Godelijn BoonmanIncreasingly expats seeking employment in The Netherlands are offered contracts previously offered to local staff only. If we are to point out the obvious, these local contracts do not have the same perks and incentives as the much seeked after expat contracts. Although employers have the right to initiate unilateral changes in a contract, quite often such changes are dismissed by the judge, if the case is brought to court. In The Netherlands, judges consistently deem employer’s interests to be as important as the employee’s interests.
However, a reorganisation of the company structure due to financial problems is a valid reason to unilaterally alter the terms of a contract. So under the current circumstances of a pandemic financial and economic crisis, it makes sense to have a close look at the situation.
The ‘golden handshake’ in 2009
The ultimate worse case scenario of such a unilateral change is a sudden termination of your contract due to economic circumstances. Redundancy packages, the ‘golden handshakes’ as it were, are calculated using a standard formula, the so called ‘Kantonrechtersformule’ (or sub disctrict courtformula). However, as of January 2009, this formula will change. And, I’m sorry to say, not in your favour.
This formula is:
A (number of the weighed years of service) x B (gross payment per month) x C = correction/adjustment factor (variable)
To keep it short – not sweet! – A change in the weighing of the years of service has a negative effect on the amount of the redundancy package.
But, will the culpability factor or correction/adjustment factor (C) turn out to be the magical loophole as far as internationals who plan to stay in the Netherlands are concerned? Previously, labour law used to only take into consideration the ‘guilt’ factor of either the employer or the employee. As of 2009, the current labour market position of the employee and other specific circumstances will also count. Therefore, it could well be that, should your contract suddenly be terminated, your labour market position would be evaluated as being weak and vulnerable, for example for not being a native Dutch speaker.
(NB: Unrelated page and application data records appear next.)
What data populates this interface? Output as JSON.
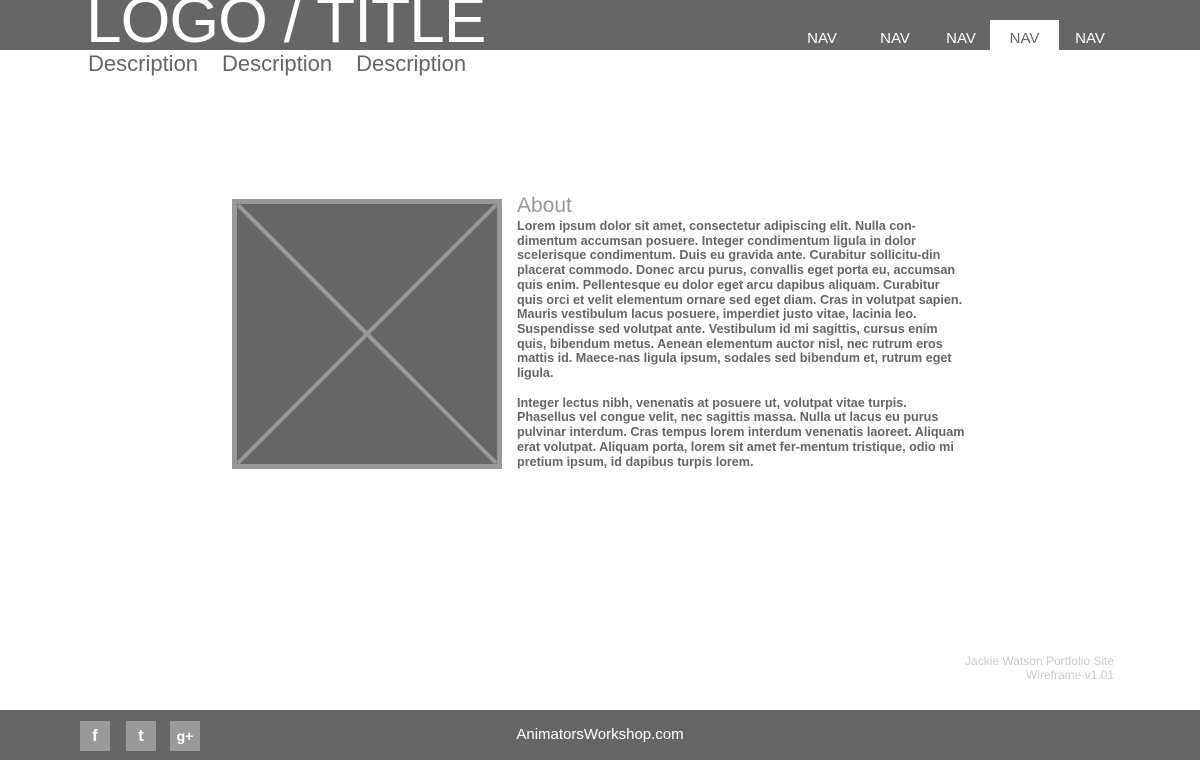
{
  "header": {
    "logo_title": "LOGO / TITLE",
    "descriptions": [
      "Description",
      "Description",
      "Description"
    ],
    "nav": [
      "NAV",
      "NAV",
      "NAV",
      "NAV",
      "NAV"
    ],
    "active_nav_index": 3
  },
  "main": {
    "image_placeholder_icon": "image-placeholder-icon",
    "about": {
      "heading": "About",
      "paragraphs": [
        "Lorem ipsum dolor sit amet, consectetur adipiscing elit. Nulla con-dimentum accumsan posuere. Integer condimentum ligula in dolor scelerisque condimentum. Duis eu gravida ante. Curabitur sollicitu-din placerat commodo. Donec arcu purus, convallis eget porta eu, accumsan quis enim. Pellentesque eu dolor eget arcu dapibus aliquam. Curabitur quis orci et velit elementum ornare sed eget diam. Cras in volutpat sapien. Mauris vestibulum lacus posuere, imperdiet justo vitae, lacinia leo. Suspendisse sed volutpat ante. Vestibulum id mi sagittis, cursus enim quis, bibendum metus. Aenean elementum auctor nisl, nec rutrum eros mattis id. Maece-nas ligula ipsum, sodales sed bibendum et, rutrum eget ligula.",
        "Integer lectus nibh, venenatis at posuere ut, volutpat vitae turpis. Phasellus vel congue velit, nec sagittis massa. Nulla ut lacus eu purus pulvinar interdum. Cras tempus lorem interdum venenatis laoreet. Aliquam erat volutpat. Aliquam porta, lorem sit amet fer-mentum tristique, odio mi pretium ipsum, id dapibus turpis lorem."
      ]
    }
  },
  "credit": {
    "line1": "Jackie Watson Portfolio Site",
    "line2": "Wireframe v1.01"
  },
  "footer": {
    "social": [
      {
        "label": "f",
        "icon": "facebook-icon"
      },
      {
        "label": "t",
        "icon": "twitter-icon"
      },
      {
        "label": "g+",
        "icon": "google-plus-icon"
      }
    ],
    "site": "AnimatorsWorkshop.com"
  },
  "colors": {
    "bar": "#666666",
    "placeholder_fill": "#666666",
    "placeholder_border": "#989898",
    "social_bg": "#999999",
    "credit_text": "#cccccc"
  }
}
If so, your compensation would be adjusted to the circumstances; what would normally be seen as a disadvantage in every-day-life might actually turn out to be a considerable enviable advantage! Well, only time will tell.
Things change when you have a Dutch contract for a definite period of time without the possibility of early termination. Dismissal before the agreed term means that the employer must pay the current salary throughout the remainder of the contract. In case of a contract for a definite period of time with the possibility of early termination no compensation is granted, if all applicable notice periods were observed during the redundancy procedure.
Luckily, things are not always as grim as they initially appear. This article will not and can not go into all the due details – however, only intending to scratch the tip of the iceberg, it is intended to point you into the right direction for sharp advice and efficient action.
GMW labour law specialists have set up a ‘crisis time’ clinic, offering insight and advice on any issues linked to employment and contracts. The first 30 minutes of the intake meeting are free of charge.
Godelijn Boonman – g.boonman@gmw.nl
Sabine Boellaard – s.boellaard@gmw.nl
070 3615048